Strengthen the local emergency food infrastructure to meet communities’ evolving needs
Utilize new knowledge, obtained during the COVID-19 pandemic, about the role of Emergency Food Providers to build an emergency food system that feeds people who are hungry in a wide range of circumstances, and also provides living wages for food suppliers. During COVID-19, we have witnessed ongoing structural barriers-like an inability to use public transportation-prevent people from obtaining healthy food long-term.
Programs should expand the number of emergency food sites and diversify them to include mobile markets; collaborate with local farmers, food manufacturers and hubs, and restaurants to increase the amount of food available; support local farm economies through purchasing and working with other businesses; support the choice pantries model, which enables customers to choose their own groceries; support home delivery for vulnerable and quarantined community members; create new volunteer pools; and increase access to fair wage employment for emergency food workers.
This promising strategy requires investment in:
Strong existing network of food pantries (approximately 140 pantries in the Piedmont Triad and Western North Carolina regions). Pantries are mostly housed in churches and schools, which are trusted venues. Pantry infrastructure includes a strong volunteer base. Pantries were transitioning to a choice model before COVID-19.

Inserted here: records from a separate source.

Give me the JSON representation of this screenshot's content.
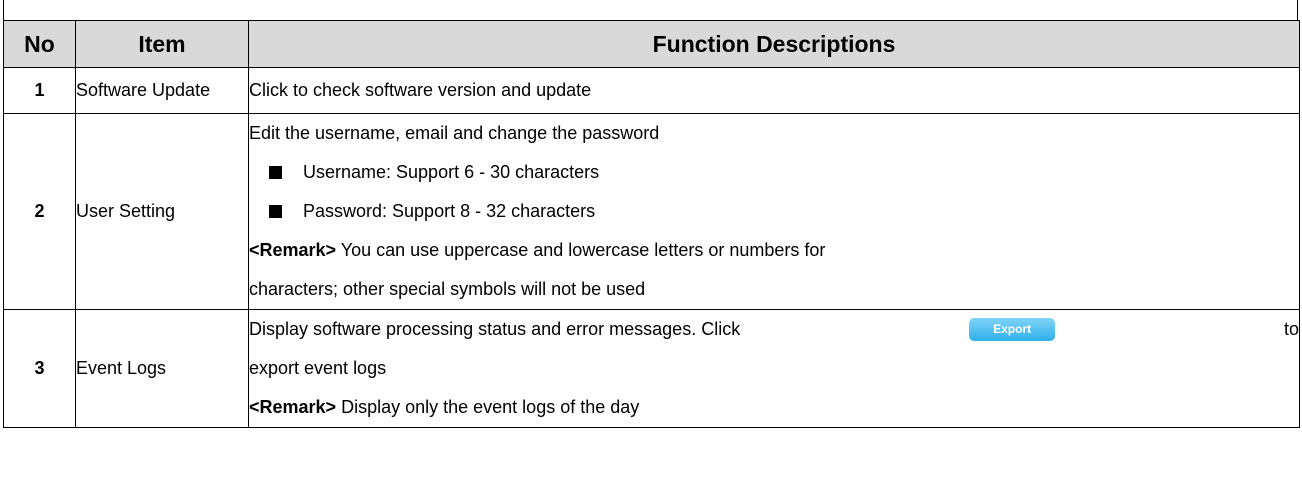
{
  "table": {
    "headers": {
      "no": "No",
      "item": "Item",
      "desc": "Function Descriptions"
    },
    "rows": [
      {
        "no": "1",
        "item": "Software Update",
        "desc": "Click to check software version and update"
      },
      {
        "no": "2",
        "item": "User Setting",
        "desc": "Edit the username, email and change the password",
        "bullets": [
          "Username: Support 6 - 30 characters",
          "Password: Support 8 - 32 characters"
        ],
        "remark_tag": "<Remark>",
        "remark_line1": " You can use uppercase and lowercase letters or numbers for",
        "remark_line2": "characters; other special symbols will not be used"
      },
      {
        "no": "3",
        "item": "Event Logs",
        "desc_before": "Display software processing status and error messages. Click",
        "button_label": "Export",
        "desc_after": "to",
        "desc_line2": "export event logs",
        "remark_tag": "<Remark>",
        "remark_text": " Display only the event logs of the day",
        "button_color": "#2fb0ea"
      }
    ]
  }
}
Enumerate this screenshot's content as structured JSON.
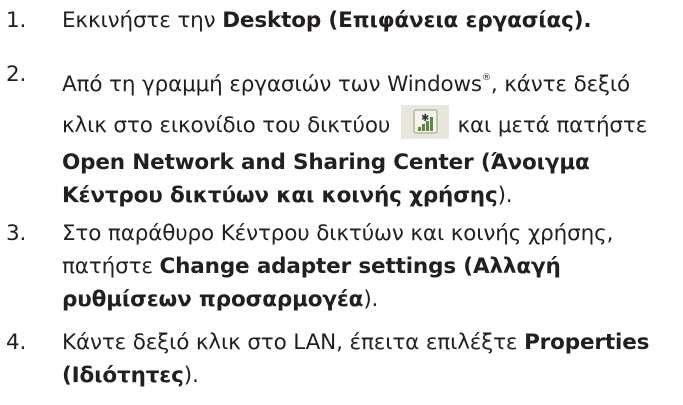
{
  "steps": [
    {
      "number": "1.",
      "text": "Εκκινήστε την ",
      "bold": "Desktop (Επιφάνεια εργασίας)."
    },
    {
      "number": "2.",
      "line1_pre": "Από τη γραμμή εργασιών των Windows",
      "line1_sup": "®",
      "line1_post": ", κάντε δεξιό",
      "line2_pre": "κλικ στο εικονίδιο του δικτύου ",
      "icon": "network-signal-icon",
      "line2_post": " και μετά πατήστε",
      "bold_line3": "Open Network and Sharing Center (Άνοιγμα",
      "bold_line4": "Κέντρου δικτύων και κοινής χρήσης",
      "end": ")."
    },
    {
      "number": "3.",
      "line1": "Στο παράθυρο Κέντρου δικτύων και κοινής χρήσης,",
      "line2_pre": "πατήστε ",
      "bold_line2": "Change adapter settings (Αλλαγή",
      "bold_line3": "ρυθμίσεων προσαρμογέα",
      "end": ")."
    },
    {
      "number": "4.",
      "line1_pre": "Κάντε δεξιό κλικ στο LAN, έπειτα επιλέξτε ",
      "bold_line1": "Properties",
      "bold_line2": "(Ιδιότητες",
      "end": ")."
    }
  ],
  "colors": {
    "text": "#231f20",
    "icon_background": "#e9e7dc",
    "icon_bars": "#5a8a3c"
  }
}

The largest food bank covering the Piedmont Triad area is Second Harvest.
COVID-19 has had negative effect on infrastructure and operations: Pantries may not have enough food to meet needs; clients cannot access adequate transportation to access pantries; pantries cannot safely use choice model and must revert to pre-packed food boxes and contactless services; and volunteer numbers have dwindled which is creating service gaps.
Assets: Second Harvest Food Bank
Description: Choice Pantries Model
Investment Approach: App Development Costs: Understanding your Budget to Build Powerful Apps
Rutherford & Burke counties are part of a strong network of food pantries (approximately 140 pantries between Piedmont Triad and Western North Carolina). Pantries are mostly housed in churches and schools, which are trusted venues.
Gateway Wellness Foundation conducted a needs assessment with five pantries to identify solutions to interconnecting issues like food insecurity, homelessness, addiction, and abuse. Gateway is now working with other stakeholders to develop services.
MANNA has a framework for home delivery services ready for implementation. It was tested as part of the Healthy Opportunities pilot. Food pantry infrastructure includes a strong volunteer base. Pantries were transitioning to a choice model before COVID-19.
An increase of 18-45% in regional food insecurity has had a negative effect on operations: MANNA’s operational costs increased after it leased another warehouse to meet the need. Other emergency food programs have had to do the same.
The Healthy Opportunities Pilot could not continue. Without outcomes from the pilot, it is difficult to find funding for the home delivery model and attract volunteers. Pantries cannot safely use the choice model and must revert to pre-packed food boxes and contactless services. Volunteer numbers have dwindled, which is creating service gaps.
View other promising strategies for investing in NC’s food systems